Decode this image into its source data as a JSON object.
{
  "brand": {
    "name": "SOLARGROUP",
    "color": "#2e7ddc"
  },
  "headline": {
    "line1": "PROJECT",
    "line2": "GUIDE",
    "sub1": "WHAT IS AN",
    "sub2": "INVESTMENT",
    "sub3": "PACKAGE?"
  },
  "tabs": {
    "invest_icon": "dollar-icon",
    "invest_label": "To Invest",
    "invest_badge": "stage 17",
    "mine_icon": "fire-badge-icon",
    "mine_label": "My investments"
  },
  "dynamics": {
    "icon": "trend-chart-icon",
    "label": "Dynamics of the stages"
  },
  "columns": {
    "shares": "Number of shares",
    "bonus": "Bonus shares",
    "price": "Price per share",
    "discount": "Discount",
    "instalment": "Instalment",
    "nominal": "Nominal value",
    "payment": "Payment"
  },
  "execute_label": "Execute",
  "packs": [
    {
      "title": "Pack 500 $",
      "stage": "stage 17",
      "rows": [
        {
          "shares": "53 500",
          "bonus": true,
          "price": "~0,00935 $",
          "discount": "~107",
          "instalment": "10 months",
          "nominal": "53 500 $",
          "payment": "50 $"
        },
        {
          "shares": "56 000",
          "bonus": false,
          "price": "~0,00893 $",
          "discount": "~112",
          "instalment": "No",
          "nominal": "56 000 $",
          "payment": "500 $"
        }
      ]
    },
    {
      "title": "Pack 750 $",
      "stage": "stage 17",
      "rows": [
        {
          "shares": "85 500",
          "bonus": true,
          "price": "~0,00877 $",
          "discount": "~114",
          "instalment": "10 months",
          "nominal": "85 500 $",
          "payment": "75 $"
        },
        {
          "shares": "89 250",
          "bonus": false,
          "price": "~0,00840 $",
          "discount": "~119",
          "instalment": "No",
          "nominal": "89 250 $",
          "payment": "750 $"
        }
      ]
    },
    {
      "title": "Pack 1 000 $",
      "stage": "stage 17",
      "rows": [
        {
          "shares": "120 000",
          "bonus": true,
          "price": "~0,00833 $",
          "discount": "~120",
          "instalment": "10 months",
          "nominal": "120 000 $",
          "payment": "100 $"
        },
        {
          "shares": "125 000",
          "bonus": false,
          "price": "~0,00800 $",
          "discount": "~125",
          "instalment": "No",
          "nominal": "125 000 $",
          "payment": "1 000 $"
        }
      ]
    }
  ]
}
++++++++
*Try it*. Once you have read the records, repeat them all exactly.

*Response below*.
Decode this image into its source data as a JSON object.
{
  "brand": {
    "name": "SOLARGROUP",
    "color": "#2e7ddc"
  },
  "headline": {
    "line1": "PROJECT",
    "line2": "GUIDE",
    "sub1": "WHAT IS AN",
    "sub2": "INVESTMENT",
    "sub3": "PACKAGE?"
  },
  "tabs": {
    "invest_icon": "dollar-icon",
    "invest_label": "To Invest",
    "invest_badge": "stage 17",
    "mine_icon": "fire-badge-icon",
    "mine_label": "My investments"
  },
  "dynamics": {
    "icon": "trend-chart-icon",
    "label": "Dynamics of the stages"
  },
  "columns": {
    "shares": "Number of shares",
    "bonus": "Bonus shares",
    "price": "Price per share",
    "discount": "Discount",
    "instalment": "Instalment",
    "nominal": "Nominal value",
    "payment": "Payment"
  },
  "execute_label": "Execute",
  "packs": [
    {
      "title": "Pack 500 $",
      "stage": "stage 17",
      "rows": [
        {
          "shares": "53 500",
          "bonus": true,
          "price": "~0,00935 $",
          "discount": "~107",
          "instalment": "10 months",
          "nominal": "53 500 $",
          "payment": "50 $"
        },
        {
          "shares": "56 000",
          "bonus": false,
          "price": "~0,00893 $",
          "discount": "~112",
          "instalment": "No",
          "nominal": "56 000 $",
          "payment": "500 $"
        }
      ]
    },
    {
      "title": "Pack 750 $",
      "stage": "stage 17",
      "rows": [
        {
          "shares": "85 500",
          "bonus": true,
          "price": "~0,00877 $",
          "discount": "~114",
          "instalment": "10 months",
          "nominal": "85 500 $",
          "payment": "75 $"
        },
        {
          "shares": "89 250",
          "bonus": false,
          "price": "~0,00840 $",
          "discount": "~119",
          "instalment": "No",
          "nominal": "89 250 $",
          "payment": "750 $"
        }
      ]
    },
    {
      "title": "Pack 1 000 $",
      "stage": "stage 17",
      "rows": [
        {
          "shares": "120 000",
          "bonus": true,
          "price": "~0,00833 $",
          "discount": "~120",
          "instalment": "10 months",
          "nominal": "120 000 $",
          "payment": "100 $"
        },
        {
          "shares": "125 000",
          "bonus": false,
          "price": "~0,00800 $",
          "discount": "~125",
          "instalment": "No",
          "nominal": "125 000 $",
          "payment": "1 000 $"
        }
      ]
    }
  ]
}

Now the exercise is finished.